Dr. Thomas Kang is a Professor in the Department of Architecture & Architectural Engineering and Director for Engineering Education Innovation Center & GECE at Seoul National University, Korea. Prior to that, he was an Assistant Professor in the School of Civil Engineering and Environmental Science at the University of Oklahoma, Norman, OK, USA. He has held various affiliated positions in the U.S. and Japan, including Adjunct Professor at the University of Oklahoma, Adjunct Professor at the University of Illinois at Urbana-Champaign, and Lecturer at UCLA, the University of Hawaii at Manoa and the University of Tokyo. Prof. Kang received his PhD from UCLA, his MS from Michigan State University, and his BS from Seoul National University.

Prof. Kang is a Fellow of Post-Tensioning Institute (PTI) and a Fellow of American Concrete Institute (ACI). Prof. Kang received the Kenneth B. Bondy Award for Most Meritorious Technical Paper as Lead Author from PTI in 2012, and the Wason Medal for Most Meritorious Paper as Lead Author from ACI in 2009 with the subject of post-tensioned concrete. He regularly teaches the course of Post-Tensioned Concrete Structures at the University of Illinois at Urbana-Champaign every other summer (both on campus and online) and at the University of Hawaii at Manoa every fall (live online lectures). Prof. Kang has served an Editor-in-Chief for four journals: Wind and Structures, International Journal of Concrete Structures and Materials, Journal of Structural Integrity and Maintenance, and Advances in Computational Design; and Associate Editor for PTI Journal of Post-Tensioning Institute. He is one of the founding and voting members of PTI DC-20 Committee, Building Design, and has been a voting member for ACI Committee 369, Seismic Repair and Rehabilitation; Joint ACI-ASCE Committees 335, Composite and Hybrid Structures, 352 Joints and Connections in Monolithic Concrete Structures, and Joint ACI-ASCE Committee 423, Prestressed Concrete; and Joint ACI-ASME Committee 359, Concrete Containments for Nuclear Reactors.

Prof. Kang published more than 150 international journal papers and more than 150 international conference proceedings, including 50 in ACI Structural Journal and 10 in PTI Journal. He has chaired many sessions/symposiums of structural engineering; delivered many keynote/invited speeches; and organized international conferences/workshops as a Chair. Additionally, Dr. Kang has done a lot of practice as a consulting engineer in Korea and the U.S. Prior to joining the academia, he had a working experience in California, USA (e.g., John A. Martin & Associates), and was a licensed Professor Engineer (PE) in California.

He is currently working with Oncrets, a start-up company in the field of post-tensioning, as a creator of new-to-market “Smart Jack” and its patent holder.

About the author

Donghyeok Lee is a PhD student in the Department of Artificial Intelligence at Seoul National University.

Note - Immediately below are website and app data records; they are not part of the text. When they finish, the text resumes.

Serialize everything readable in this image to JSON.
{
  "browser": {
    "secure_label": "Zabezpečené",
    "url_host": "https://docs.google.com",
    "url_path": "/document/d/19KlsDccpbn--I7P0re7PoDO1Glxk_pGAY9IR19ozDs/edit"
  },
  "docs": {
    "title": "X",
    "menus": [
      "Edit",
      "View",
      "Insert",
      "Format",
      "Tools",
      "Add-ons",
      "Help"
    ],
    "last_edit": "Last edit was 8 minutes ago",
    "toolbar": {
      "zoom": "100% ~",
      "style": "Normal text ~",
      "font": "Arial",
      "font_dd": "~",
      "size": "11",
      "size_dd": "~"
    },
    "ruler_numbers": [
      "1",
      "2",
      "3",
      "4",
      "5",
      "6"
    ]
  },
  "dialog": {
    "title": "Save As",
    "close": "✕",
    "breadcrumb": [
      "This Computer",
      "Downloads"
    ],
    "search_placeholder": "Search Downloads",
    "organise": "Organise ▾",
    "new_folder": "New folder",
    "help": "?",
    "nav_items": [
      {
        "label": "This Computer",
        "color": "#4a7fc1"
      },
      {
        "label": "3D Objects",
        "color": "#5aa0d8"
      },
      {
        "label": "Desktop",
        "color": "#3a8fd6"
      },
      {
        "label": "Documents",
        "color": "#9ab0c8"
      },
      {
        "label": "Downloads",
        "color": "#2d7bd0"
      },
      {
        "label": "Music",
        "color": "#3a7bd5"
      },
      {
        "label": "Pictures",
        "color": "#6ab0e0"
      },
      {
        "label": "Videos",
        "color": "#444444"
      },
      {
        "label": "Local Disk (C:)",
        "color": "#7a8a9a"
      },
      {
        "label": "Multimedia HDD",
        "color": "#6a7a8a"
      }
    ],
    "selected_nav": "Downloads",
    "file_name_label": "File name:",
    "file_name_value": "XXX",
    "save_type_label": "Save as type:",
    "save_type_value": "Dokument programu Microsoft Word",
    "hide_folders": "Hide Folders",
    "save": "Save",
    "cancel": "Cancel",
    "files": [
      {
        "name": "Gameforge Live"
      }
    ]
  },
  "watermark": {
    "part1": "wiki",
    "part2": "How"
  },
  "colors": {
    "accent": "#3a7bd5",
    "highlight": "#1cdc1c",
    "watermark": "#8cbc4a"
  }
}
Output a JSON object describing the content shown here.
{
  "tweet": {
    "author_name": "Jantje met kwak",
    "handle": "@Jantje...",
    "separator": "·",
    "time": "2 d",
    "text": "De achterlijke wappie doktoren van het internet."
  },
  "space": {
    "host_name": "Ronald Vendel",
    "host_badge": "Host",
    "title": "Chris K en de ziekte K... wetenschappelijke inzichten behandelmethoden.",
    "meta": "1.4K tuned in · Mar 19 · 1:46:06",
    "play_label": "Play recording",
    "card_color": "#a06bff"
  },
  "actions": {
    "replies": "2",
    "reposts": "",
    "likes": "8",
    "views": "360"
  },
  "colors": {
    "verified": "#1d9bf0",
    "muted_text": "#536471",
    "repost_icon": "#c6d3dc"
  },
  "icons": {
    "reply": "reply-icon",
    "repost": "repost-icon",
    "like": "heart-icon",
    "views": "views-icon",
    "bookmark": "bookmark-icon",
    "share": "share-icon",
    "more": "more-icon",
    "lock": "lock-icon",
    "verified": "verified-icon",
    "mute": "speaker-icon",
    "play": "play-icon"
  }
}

He received his BS from Chung Ang University and MS from Seoul National University. His research interests include machine learning for computer vision, graph neural network and applying machine learning to the building structure.


About the author

Seung Yong Jeong is a PhD Candidate in the Department of Architecture and Architectural Engineering at Seoul National University. He received his BS and MS from Konkuk University and Seoul National University, respectively. His research interests include performance-based seismic and wind design, nonlinear analysis, and high-rise concrete buildings.



Lee, D., Jeong, S., Y. & Kang, T. H.-K (2022). Consideration of terrain features from satellite imagery in machine learning of basic wind speedBuilding and Environment, 213, 108866.

Go To Building and Environment

Check Also

Size effect study of the fracture properties of steel fiber reinforced concrete using a novel 3D mesoscale modelling approach - Advances in Engineering

Size effect study of the fracture properties of steel fiber reinforced concrete using a novel 3D mesoscale modelling approach